But Ian and his fellow members of Dumfries and Galloway Pensioners for Independence aren’t impressed.
He blasted: “We’ve been told we live too long, we’ve been told we use the NHS too much, we’ve been told we didn’t save enough.
“Now we’ve been told we watch too much TV.”
The group, set up in April to discuss issues around the Scottish independence debate, are now calling for licence fee avoidance to be decriminalised.
Last year, there was 180,000 prosecutions for TV licence avoidance – 10 per cent of all criminal cases in England and Wales.
Currently, people over 75 can apply for an exemption from the current fee of £150.50.
Ian pretended he was taking a hammer to his TV after Mr Hall’s words.
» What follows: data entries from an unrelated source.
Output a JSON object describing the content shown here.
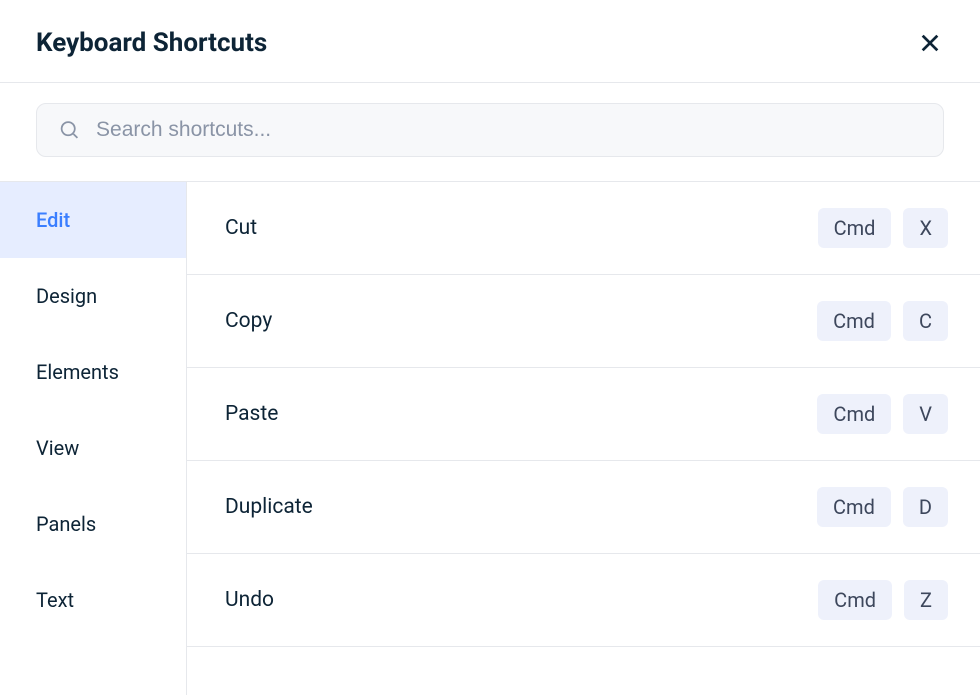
{
  "header": {
    "title": "Keyboard Shortcuts"
  },
  "search": {
    "placeholder": "Search shortcuts..."
  },
  "sidebar": {
    "items": [
      {
        "label": "Edit",
        "active": true
      },
      {
        "label": "Design",
        "active": false
      },
      {
        "label": "Elements",
        "active": false
      },
      {
        "label": "View",
        "active": false
      },
      {
        "label": "Panels",
        "active": false
      },
      {
        "label": "Text",
        "active": false
      }
    ]
  },
  "shortcuts": [
    {
      "label": "Cut",
      "keys": [
        "Cmd",
        "X"
      ]
    },
    {
      "label": "Copy",
      "keys": [
        "Cmd",
        "C"
      ]
    },
    {
      "label": "Paste",
      "keys": [
        "Cmd",
        "V"
      ]
    },
    {
      "label": "Duplicate",
      "keys": [
        "Cmd",
        "D"
      ]
    },
    {
      "label": "Undo",
      "keys": [
        "Cmd",
        "Z"
      ]
    }
  ]
}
He said: “The BBC pay stars like Gary Lineker £1,750,000 while Lord Hall himself is paid £205,000 a year. Pensioners get £125.95 a week.
“UK pensioners suffer from the lowest rate of pensions in the developed world.
“They suffer more than most from the lack of rural transport, bank closures and lack of retail outlets.
“Care providers are increasingly under threat.
“For many, the TV provides their only distraction and light on the outside world.
“If the BBC wants to act with a cavalier disregard for its social obligations, it should lose the protection of the criminal justice system and be forced to seek redress like any other commercial business.”
Smash it up Ian Waugh’s licence protest yesterday